Virginia Approves Raising Minimum Wage to $12 by 2023, With Path to $15 by 2026

Washington, DC—Legislators in Virginia reached a historic deal on Saturday to gradually raise the state’s minimum wage from $7.25 to $12 by 2023. The deal also puts the Commonwealth on the path to a $15 minimum wage by 2026—a move that would benefit more than 1.25 million workers, according to the Commonwealth Institute, but will require lawmakers’ approval in 2024.

Virginia becomes the first southern state to get on the path to a $15 minimum wage; it joins 29 other states in raising the minimum wage above the federal minimum wage floor of $7.25.

Build GREAT Looking Landing Pages in Less Than 10 Minutes

Learn how to build an effective landing page using my personal hand-picked selection of tools

“Like the federal minimum wage, Virginia’s minimum wage has been stuck at $7.25 per hour for more than a decade. It was beyond time for the Commonwealth to act. We congratulate Virginia for this achievement, which was the result of tireless advocacy by workers petitioning their representatives in Richmond for wages that will help them to better support their families in the face of some of the highest costs in the nation,” said Rebecca Dixon, executive director of the National Employment Law Project.

The legislation will initially raise Virginia’s minimum wage from $7.25 to $9.50 on January 1, 2021, a significant first-step increase that will begin to make up for the lost purchasing power of Virginia’s minimum wage over the past decade. The legislation will also remove exclusions from minimum wage protections for domestic workers and those who perform piecework. These exclusions operated, by and large, to the detriment of workers of color and women.

“We congratulate Virginia for taking this first important step toward racial equity in its minimum wage policy,” said Dixon. “But the Commonwealth must still grapple with the exclusions for agricultural workers and tipped workers, and we urge the General Assembly to repeal those exclusions in next year’s session. We stand united with the workers and advocates who are demanding these reforms.”

By creating a path to reaching a $15 minimum wage in Virginia, the Commonwealth is one step closer to joining its neighbors Maryland and the District of Columbia—as well as Massachusetts, New Jersey, Illinois, Connecticut, California, and New York—in raising the minimum wage to $15. And it joins 29 other states that have increased their minimum wages above the paltry federal floor of $7.25. Thanks to these minimum wage laws, nearly one-third of the U.S. workforce is now on a path to a $15 minimum wage.

Raising the minimum wage increases consumer spending and can boost demand for goods and services, keeping money circulating in the economy and creating a virtuous cycle that benefits workers, businesses, and communities.
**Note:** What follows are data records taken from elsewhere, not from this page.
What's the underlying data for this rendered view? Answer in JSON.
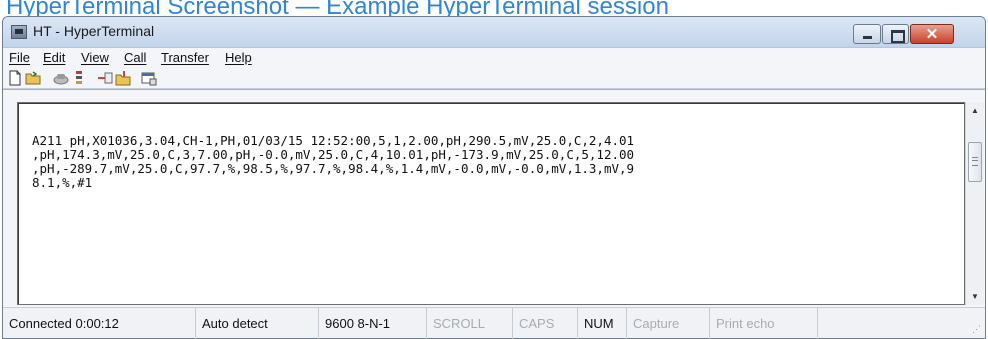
{
  "caption": "HyperTerminal Screenshot — Example HyperTerminal session",
  "window": {
    "title": "HT - HyperTerminal"
  },
  "menu": [
    "File",
    "Edit",
    "View",
    "Call",
    "Transfer",
    "Help"
  ],
  "toolbar": {
    "icons": [
      "new-document-icon",
      "open-folder-icon",
      "phone-icon",
      "disconnect-icon",
      "send-icon",
      "receive-icon",
      "properties-icon"
    ]
  },
  "terminal": {
    "lines": [
      "A211 pH,X01036,3.04,CH-1,PH,01/03/15 12:52:00,5,1,2.00,pH,290.5,mV,25.0,C,2,4.01",
      ",pH,174.3,mV,25.0,C,3,7.00,pH,-0.0,mV,25.0,C,4,10.01,pH,-173.9,mV,25.0,C,5,12.00",
      ",pH,-289.7,mV,25.0,C,97.7,%,98.5,%,97.7,%,98.4,%,1.4,mV,-0.0,mV,-0.0,mV,1.3,mV,9",
      "8.1,%,#1"
    ]
  },
  "status": {
    "connected": "Connected 0:00:12",
    "detect": "Auto detect",
    "settings": "9600 8-N-1",
    "scroll": "SCROLL",
    "caps": "CAPS",
    "num": "NUM",
    "capture": "Capture",
    "print_echo": "Print echo"
  },
  "colors": {
    "caption_text": "#2f86d8",
    "close_button": "#c9422b"
  }
}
Last year, a Federal Reserve Board report found that 40 percent of Americans did not have $400 to cover an unexpected expense, while large companies reap historic profits and tax breaks. Across the board, workers are responding vigorously to stagnating wages by demanding higher standards and organizing with unions.

Since workers in New York first walked out of their fast-food jobs in November 2012 to demand a $15 minimum wage and a union, more than 20 states and 40 cities and counties have raised their minimum wage. The benefits for workers and their families from raising the minimum wage have been significant. In the face of broader economic trends that have led to wage stagnation for many workers, raising the minimum wage has reduced economic hardship, lifted workers out of poverty, and improved other life and health outcomes. A recent NELP report shows that minimum wage hikes in states and cities are driving real wage gains for workers in the lowest-paid jobs.

###

Back to Top of Page